__WHAT NEEDS TO BE DONE__: Reproduce only the lines from the line containing "Transcribe this image's" to the end of the entries below, including both of those lines.

***

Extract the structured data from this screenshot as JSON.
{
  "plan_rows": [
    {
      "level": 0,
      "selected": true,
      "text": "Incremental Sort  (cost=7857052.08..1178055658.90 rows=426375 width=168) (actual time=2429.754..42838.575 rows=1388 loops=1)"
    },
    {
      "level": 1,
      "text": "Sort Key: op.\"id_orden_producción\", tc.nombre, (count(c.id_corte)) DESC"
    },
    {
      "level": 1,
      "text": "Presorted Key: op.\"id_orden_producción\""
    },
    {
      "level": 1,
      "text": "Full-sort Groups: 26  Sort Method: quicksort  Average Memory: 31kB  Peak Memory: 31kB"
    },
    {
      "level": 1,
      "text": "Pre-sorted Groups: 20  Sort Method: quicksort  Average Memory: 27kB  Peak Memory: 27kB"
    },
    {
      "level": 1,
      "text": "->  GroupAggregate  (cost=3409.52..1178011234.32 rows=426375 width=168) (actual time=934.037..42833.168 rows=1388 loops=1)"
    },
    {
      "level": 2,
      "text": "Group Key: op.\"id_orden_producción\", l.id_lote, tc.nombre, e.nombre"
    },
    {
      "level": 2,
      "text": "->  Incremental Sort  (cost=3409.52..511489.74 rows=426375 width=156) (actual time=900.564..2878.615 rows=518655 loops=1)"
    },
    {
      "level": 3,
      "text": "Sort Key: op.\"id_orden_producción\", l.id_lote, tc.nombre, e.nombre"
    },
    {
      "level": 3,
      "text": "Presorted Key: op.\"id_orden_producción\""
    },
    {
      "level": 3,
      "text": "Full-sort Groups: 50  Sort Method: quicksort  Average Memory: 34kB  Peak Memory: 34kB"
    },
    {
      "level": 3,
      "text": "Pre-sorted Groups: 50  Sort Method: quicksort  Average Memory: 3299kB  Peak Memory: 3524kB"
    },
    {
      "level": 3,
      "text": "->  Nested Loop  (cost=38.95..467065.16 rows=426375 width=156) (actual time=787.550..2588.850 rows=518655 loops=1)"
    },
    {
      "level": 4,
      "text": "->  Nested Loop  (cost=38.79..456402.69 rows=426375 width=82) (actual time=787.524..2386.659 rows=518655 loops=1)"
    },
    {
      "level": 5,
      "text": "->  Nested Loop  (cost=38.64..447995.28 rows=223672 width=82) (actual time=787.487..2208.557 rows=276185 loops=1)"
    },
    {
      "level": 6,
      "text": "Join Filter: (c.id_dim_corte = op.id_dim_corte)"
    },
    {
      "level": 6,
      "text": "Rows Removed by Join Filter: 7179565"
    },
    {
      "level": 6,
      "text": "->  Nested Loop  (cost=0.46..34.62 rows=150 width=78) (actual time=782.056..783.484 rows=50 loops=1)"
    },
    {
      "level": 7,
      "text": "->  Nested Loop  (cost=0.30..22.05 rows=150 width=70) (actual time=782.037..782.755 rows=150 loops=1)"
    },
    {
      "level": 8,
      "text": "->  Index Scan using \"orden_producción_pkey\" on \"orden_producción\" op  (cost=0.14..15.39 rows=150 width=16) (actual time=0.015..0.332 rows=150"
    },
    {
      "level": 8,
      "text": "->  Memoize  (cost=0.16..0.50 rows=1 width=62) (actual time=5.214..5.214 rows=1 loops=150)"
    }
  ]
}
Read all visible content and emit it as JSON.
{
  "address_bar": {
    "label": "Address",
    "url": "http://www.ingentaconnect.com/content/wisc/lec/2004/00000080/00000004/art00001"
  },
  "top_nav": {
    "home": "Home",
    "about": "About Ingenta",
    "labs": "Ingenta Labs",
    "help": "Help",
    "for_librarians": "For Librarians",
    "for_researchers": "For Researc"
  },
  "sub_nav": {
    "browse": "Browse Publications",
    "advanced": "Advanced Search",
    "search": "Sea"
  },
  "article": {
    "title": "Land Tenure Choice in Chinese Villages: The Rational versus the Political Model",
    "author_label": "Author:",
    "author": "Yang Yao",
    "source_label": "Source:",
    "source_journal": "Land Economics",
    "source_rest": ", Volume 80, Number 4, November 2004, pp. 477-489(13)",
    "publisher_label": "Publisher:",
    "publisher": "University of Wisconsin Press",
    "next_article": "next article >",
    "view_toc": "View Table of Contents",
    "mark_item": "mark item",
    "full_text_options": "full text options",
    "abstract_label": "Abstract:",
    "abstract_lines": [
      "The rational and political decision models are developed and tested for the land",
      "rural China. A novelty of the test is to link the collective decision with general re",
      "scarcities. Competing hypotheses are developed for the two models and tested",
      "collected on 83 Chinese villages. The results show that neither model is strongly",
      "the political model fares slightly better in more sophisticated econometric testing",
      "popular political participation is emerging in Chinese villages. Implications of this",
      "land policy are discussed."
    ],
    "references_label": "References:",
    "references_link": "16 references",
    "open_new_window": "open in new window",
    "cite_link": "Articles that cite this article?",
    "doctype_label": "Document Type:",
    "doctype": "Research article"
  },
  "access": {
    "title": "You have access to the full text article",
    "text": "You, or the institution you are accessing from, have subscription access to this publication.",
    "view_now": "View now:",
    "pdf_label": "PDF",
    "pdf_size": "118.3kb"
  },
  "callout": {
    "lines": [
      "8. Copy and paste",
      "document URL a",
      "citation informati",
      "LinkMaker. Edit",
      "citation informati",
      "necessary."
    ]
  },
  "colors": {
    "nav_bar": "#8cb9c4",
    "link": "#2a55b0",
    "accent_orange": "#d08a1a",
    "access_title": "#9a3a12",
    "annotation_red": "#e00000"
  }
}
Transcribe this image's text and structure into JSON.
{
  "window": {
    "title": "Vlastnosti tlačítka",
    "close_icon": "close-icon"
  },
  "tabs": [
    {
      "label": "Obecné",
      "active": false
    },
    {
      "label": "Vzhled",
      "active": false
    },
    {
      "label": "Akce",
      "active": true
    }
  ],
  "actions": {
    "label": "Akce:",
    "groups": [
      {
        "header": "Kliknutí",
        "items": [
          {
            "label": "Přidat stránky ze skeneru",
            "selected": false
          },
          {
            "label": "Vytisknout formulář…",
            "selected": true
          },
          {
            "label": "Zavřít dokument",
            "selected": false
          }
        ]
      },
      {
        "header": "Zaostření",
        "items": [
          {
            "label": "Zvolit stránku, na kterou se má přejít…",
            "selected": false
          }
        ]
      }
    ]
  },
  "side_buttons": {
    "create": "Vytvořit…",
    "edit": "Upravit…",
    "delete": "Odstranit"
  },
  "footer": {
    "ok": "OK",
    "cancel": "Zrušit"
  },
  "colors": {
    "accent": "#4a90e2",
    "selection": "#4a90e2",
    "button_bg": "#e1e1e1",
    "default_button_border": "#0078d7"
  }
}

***

__RESPONSE AREA__:
Transcribe this image's text and structure into JSON.
{
  "window": {
    "title": "Vlastnosti tlačítka",
    "close_icon": "close-icon"
  },
  "tabs": [
    {
      "label": "Obecné",
      "active": false
    },
    {
      "label": "Vzhled",
      "active": false
    },
    {
      "label": "Akce",
      "active": true
    }
  ],
  "actions": {
    "label": "Akce:",
    "groups": [
      {
        "header": "Kliknutí",
        "items": [
          {
            "label": "Přidat stránky ze skeneru",
            "selected": false
          },
          {
            "label": "Vytisknout formulář…",
            "selected": true
          },
          {
            "label": "Zavřít dokument",
            "selected": false
          }
        ]
      },
      {
        "header": "Zaostření",
        "items": [
          {
            "label": "Zvolit stránku, na kterou se má přejít…",
            "selected": false
          }
        ]
      }
    ]
  },
  "side_buttons": {
    "create": "Vytvořit…",
    "edit": "Upravit…",
    "delete": "Odstranit"
  },
  "footer": {
    "ok": "OK",
    "cancel": "Zrušit"
  },
  "colors": {
    "accent": "#4a90e2",
    "selection": "#4a90e2",
    "button_bg": "#e1e1e1",
    "default_button_border": "#0078d7"
  }
}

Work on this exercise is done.